Federal energy regulators say the biggest challenge isn’t production — it’s getting the product to market. In April, President Trump signed two executive orders that make it harder for states to use permitting processes to block or slow pipeline construction after New York and Washington called on regulators to halt pipelines. 

Louisiana is cracking down on anti-pipeline protests. Last year, the state passed a law making it a felony to trespass at a pipeline or pipeline construction site. Fifteen Bayou Bridge protestors have been arrested since the law was enacted, but have not been charged. Similar laws have been approved in Oklahoma, Texas, and Tennessee. 

Louisiana is currently reviewing permits for at least 530 miles of new pipeline, including interstate pipelines like Tallgrass Energy’s Seahorse Pipeline, a 700-miler that would start in Oklahoma and cross much of Louisiana, ending near the mouth of the Mississippi River. 

Perrin, the landowner who fought Chevron, has little confidence that protests or court battles will stem the tide. Pipeline opponents tried to enlist him in the fight against Bayou Bridge, but he told them they can’t win as long as eminent domain remains in the oil companies’ arsenal. 

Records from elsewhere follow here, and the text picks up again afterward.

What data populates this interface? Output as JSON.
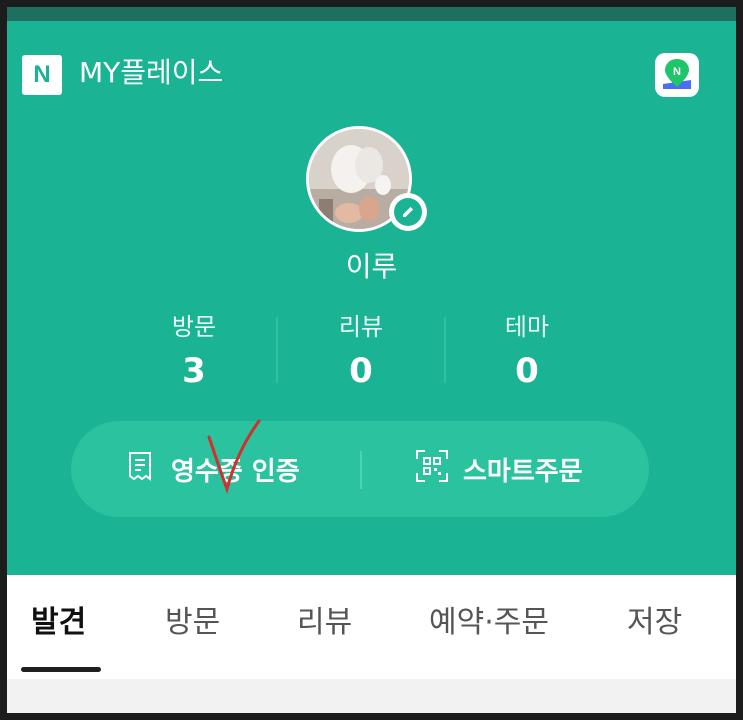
{
  "header": {
    "logo_letter": "N",
    "title": "MY플레이스",
    "map_icon": "naver-map-icon"
  },
  "profile": {
    "username": "이루",
    "edit_icon": "pencil-icon"
  },
  "stats": [
    {
      "label": "방문",
      "value": "3"
    },
    {
      "label": "리뷰",
      "value": "0"
    },
    {
      "label": "테마",
      "value": "0"
    }
  ],
  "actions": {
    "receipt_label": "영수증 인증",
    "receipt_icon": "receipt-icon",
    "smart_order_label": "스마트주문",
    "smart_order_icon": "qr-code-icon"
  },
  "tabs": [
    {
      "label": "발견",
      "active": true
    },
    {
      "label": "방문",
      "active": false
    },
    {
      "label": "리뷰",
      "active": false
    },
    {
      "label": "예약·주문",
      "active": false
    },
    {
      "label": "저장",
      "active": false
    }
  ],
  "annotation": {
    "mark": "red-checkmark"
  },
  "colors": {
    "brand_green": "#1ab394",
    "pill_green": "#2ac29f",
    "check_red": "#d32f2f"
  }
}
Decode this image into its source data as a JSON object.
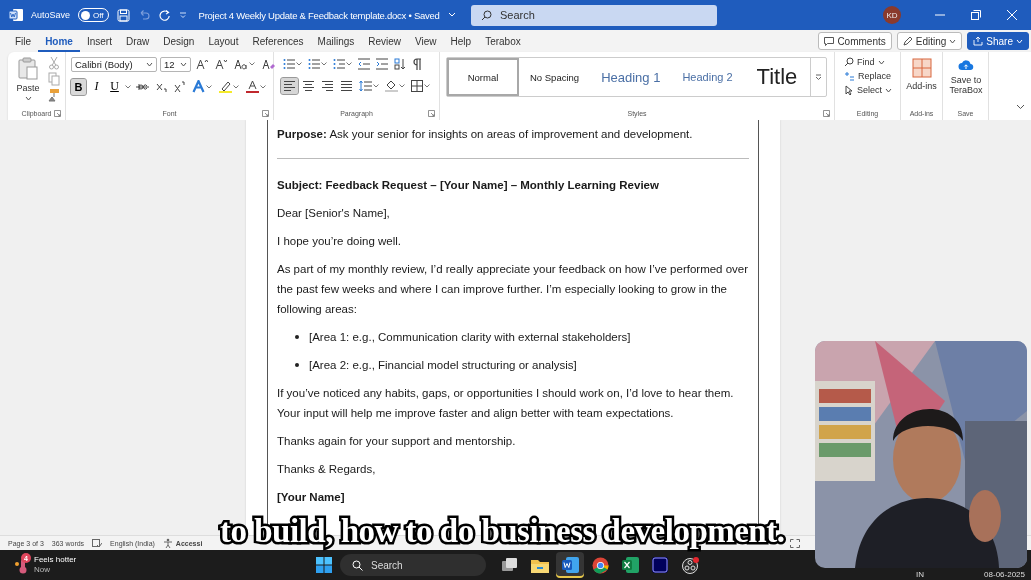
{
  "title_bar": {
    "autosave_label": "AutoSave",
    "autosave": {
      "on": false,
      "label": "Off"
    },
    "document_title": "Project 4 Weekly Update & Feedback template.docx • Saved",
    "search_placeholder": "Search",
    "avatar": "KD"
  },
  "menu_tabs": [
    {
      "label": "File",
      "selected": false
    },
    {
      "label": "Home",
      "selected": true
    },
    {
      "label": "Insert",
      "selected": false
    },
    {
      "label": "Draw",
      "selected": false
    },
    {
      "label": "Design",
      "selected": false
    },
    {
      "label": "Layout",
      "selected": false
    },
    {
      "label": "References",
      "selected": false
    },
    {
      "label": "Mailings",
      "selected": false
    },
    {
      "label": "Review",
      "selected": false
    },
    {
      "label": "View",
      "selected": false
    },
    {
      "label": "Help",
      "selected": false
    },
    {
      "label": "Terabox",
      "selected": false
    }
  ],
  "header_buttons": [
    {
      "kind": "comments",
      "label": "Comments"
    },
    {
      "kind": "editing",
      "label": "Editing"
    },
    {
      "kind": "share",
      "label": "Share"
    }
  ],
  "ribbon": {
    "clipboard": {
      "paste": "Paste",
      "label": "Clipboard"
    },
    "font": {
      "name": "Calibri (Body)",
      "size": "12",
      "label": "Font",
      "format_buttons": [
        {
          "label": "B",
          "selected": true
        },
        {
          "label": "I",
          "selected": false
        },
        {
          "label": "U",
          "selected": false
        }
      ]
    },
    "paragraph": {
      "label": "Paragraph",
      "alignment": [
        {
          "kind": "left",
          "selected": true
        },
        {
          "kind": "center",
          "selected": false
        },
        {
          "kind": "right",
          "selected": false
        },
        {
          "kind": "justify",
          "selected": false
        }
      ]
    },
    "styles": {
      "label": "Styles",
      "items": [
        {
          "kind": "normal",
          "label": "Normal",
          "selected": true
        },
        {
          "kind": "no_spacing",
          "label": "No Spacing",
          "selected": false
        },
        {
          "kind": "heading1",
          "label": "Heading 1",
          "selected": false
        },
        {
          "kind": "heading2",
          "label": "Heading 2",
          "selected": false
        },
        {
          "kind": "title",
          "label": "Title",
          "selected": false
        }
      ]
    },
    "editing": {
      "label": "Editing",
      "items": [
        {
          "kind": "find",
          "label": "Find"
        },
        {
          "kind": "replace",
          "label": "Replace"
        },
        {
          "kind": "select",
          "label": "Select"
        }
      ]
    },
    "addins": {
      "button": "Add-ins",
      "label": "Add-ins"
    },
    "save": {
      "button": "Save to TeraBox",
      "label": "Save"
    }
  },
  "document": {
    "blocks": [
      {
        "kind": "paragraph",
        "text": "**Purpose:** Ask your senior for insights on areas of improvement and development."
      },
      {
        "kind": "rule"
      },
      {
        "kind": "heading",
        "text": "Subject: Feedback Request – [Your Name] – Monthly Learning Review"
      },
      {
        "kind": "paragraph",
        "text": "Dear [Senior's Name],"
      },
      {
        "kind": "paragraph",
        "text": "I hope you’re doing well."
      },
      {
        "kind": "paragraph",
        "text": "As part of my monthly review, I’d really appreciate your feedback on how I’ve performed over the past few weeks and where I can improve further. I’m especially looking to grow in the following areas:"
      },
      {
        "kind": "bullet",
        "text": "[Area 1: e.g., Communication clarity with external stakeholders]"
      },
      {
        "kind": "bullet",
        "text": "[Area 2: e.g., Financial model structuring or analysis]"
      },
      {
        "kind": "paragraph",
        "text": "If you’ve noticed any habits, gaps, or opportunities I should work on, I’d love to hear them. Your input will help me improve faster and align better with team expectations."
      },
      {
        "kind": "paragraph",
        "text": "Thanks again for your support and mentorship."
      },
      {
        "kind": "paragraph",
        "text": "Thanks & Regards,"
      },
      {
        "kind": "heading",
        "text": "[Your Name]"
      }
    ]
  },
  "status_bar": {
    "items": [
      {
        "kind": "text",
        "text": "Page 3 of 3"
      },
      {
        "kind": "text",
        "text": "363 words"
      },
      {
        "kind": "proofing"
      },
      {
        "kind": "text",
        "text": "English (India)"
      },
      {
        "kind": "accessibility"
      },
      {
        "kind": "strong",
        "text": "Accessi"
      },
      {
        "kind": "focus"
      }
    ]
  },
  "taskbar": {
    "weather": {
      "badge": "4",
      "title": "Feels hotter",
      "subtitle": "Now"
    },
    "search_placeholder": "Search",
    "apps": [
      {
        "kind": "task_view",
        "selected": false
      },
      {
        "kind": "file_explorer",
        "selected": false
      },
      {
        "kind": "word",
        "selected": true
      },
      {
        "kind": "chrome",
        "selected": false
      },
      {
        "kind": "excel",
        "selected": false
      },
      {
        "kind": "premiere",
        "selected": false
      },
      {
        "kind": "obs",
        "selected": false
      }
    ],
    "tray": [
      "IN",
      "08-06-2025"
    ]
  },
  "caption": "to build, how to do business development."
}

“It’ll never change until we change the law,” he said. “But the laws won’t change as long as the Texaco flag flies over our capital. End of story.”  

[Tristan Baurick is a coastal environment reporter for The Times-Picayune | New Orleans Advocate. He was a Ted Scripps fellow at the Center for Environmental Journalism at the University of Colorado-Boulder and has written for The New York Times, Hakai, and Audubon.]